TCS and Infosys' exposure to H-1B visas is at 40-50 per cent, while Wipro and HCL Tech's at 30-35 percent. Reacting to the suspension order, Google CEO Sundar Pichai tweeted, "Immigration has contributed immensely to America's economic success, making it a global leader in tech, and also Google the company it is today. Disappointed by today's proclamation - we'll continue to stand with immigrants and work to expand opportunity for all."
Google CEO Sundar Pichai also expressed his disappointment with the order in a tweet. He said, "immigration has contributed immensely to America's economic success, making it a global leader in tech, and also Google the company it is today. Disappointed by today's proclamation - we will continue to stand with immigrants and work to expand opportunity for all."
Immigration has contributed immensely to America’s economic success, making it a global leader in tech, and also Google the company it is today. Disappointed by today’s proclamation - we’ll continue to stand with immigrants and work to expand opportunity for all.— Sundar Pichai (@sundarpichai) June 22, 2020
Meanwhile, CP Gurnani, MD, and CEO, Tech Mahindra, feels the Trump administration's curbs on H-1B will have no bearing on the Indian IT industry. He told CNBC-TV18 in an interview that India Inc. is prepared to face unrealistic immigration challenges, adding that it become 'Atma Nirbhar' by not depending too much on H-1B visas.
"India Inc has become a lot Aatma Nirbhar in this context. We were locally hiring and training a lot more engineers so India's own applications for H-1B visas have reduced," Gurnani said.

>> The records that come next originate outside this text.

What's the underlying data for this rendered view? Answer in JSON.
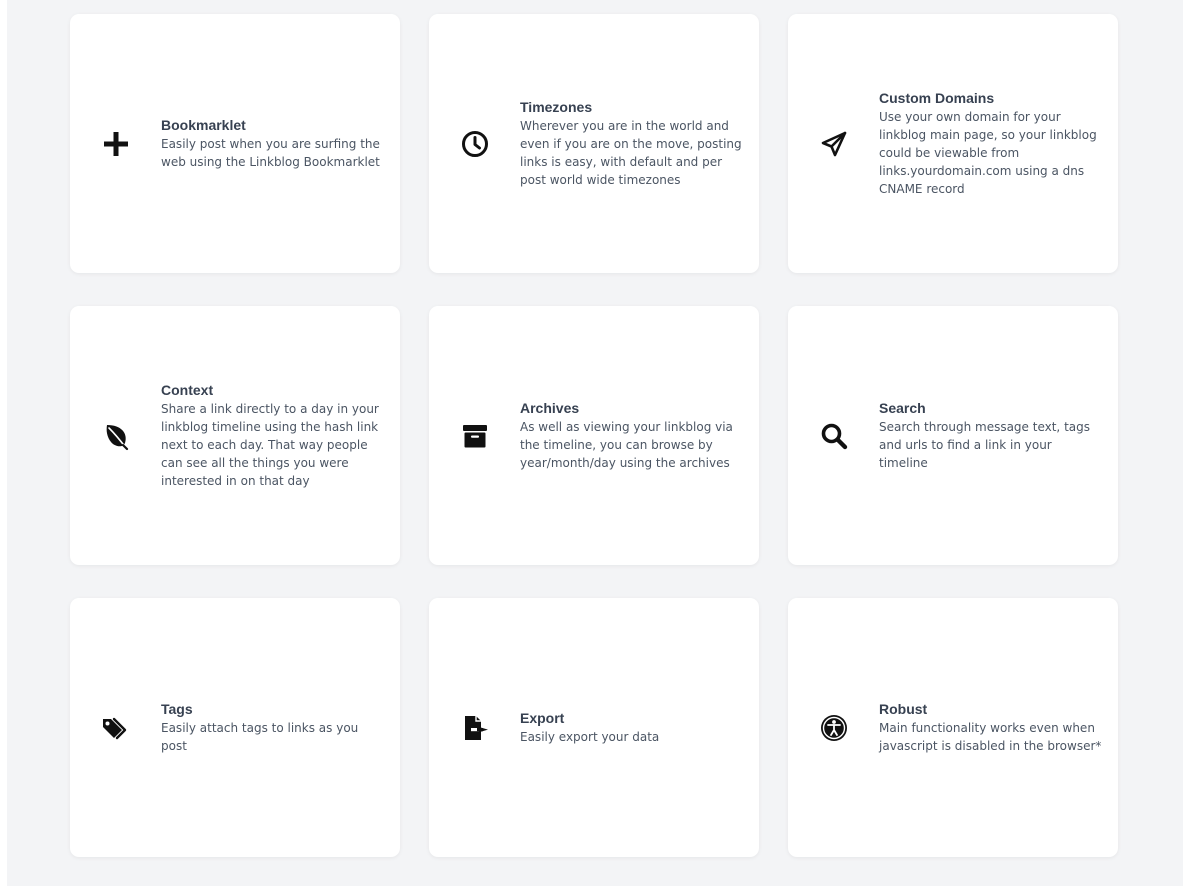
{
  "features": [
    {
      "title": "Bookmarklet",
      "description": "Easily post when you are surfing the web using the Linkblog Bookmarklet",
      "icon": "plus-icon"
    },
    {
      "title": "Timezones",
      "description": "Wherever you are in the world and even if you are on the move, posting links is easy, with default and per post world wide timezones",
      "icon": "clock-icon"
    },
    {
      "title": "Custom Domains",
      "description": "Use your own domain for your linkblog main page, so your linkblog could be viewable from links.yourdomain.com using a dns CNAME record",
      "icon": "paper-plane-icon"
    },
    {
      "title": "Context",
      "description": "Share a link directly to a day in your linkblog timeline using the hash link next to each day. That way people can see all the things you were interested in on that day",
      "icon": "leaf-icon"
    },
    {
      "title": "Archives",
      "description": "As well as viewing your linkblog via the timeline, you can browse by year/month/day using the archives",
      "icon": "archive-box-icon"
    },
    {
      "title": "Search",
      "description": "Search through message text, tags and urls to find a link in your timeline",
      "icon": "search-icon"
    },
    {
      "title": "Tags",
      "description": "Easily attach tags to links as you post",
      "icon": "tags-icon"
    },
    {
      "title": "Export",
      "description": "Easily export your data",
      "icon": "file-export-icon"
    },
    {
      "title": "Robust",
      "description": "Main functionality works even when javascript is disabled in the browser*",
      "icon": "universal-access-icon"
    }
  ]
}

The order is likely to affect Indian IT companies such as Infosys, Wipro, TCS and HCL Technologies, among others as Indian nationals comprise nearly 70% of the 85,000 H1-B visas granted to foreign workers by the US government every year. Popular work visas such as H-1B and L1 are routinely used by Indian IT firms to send their employees to work on client sites in the US.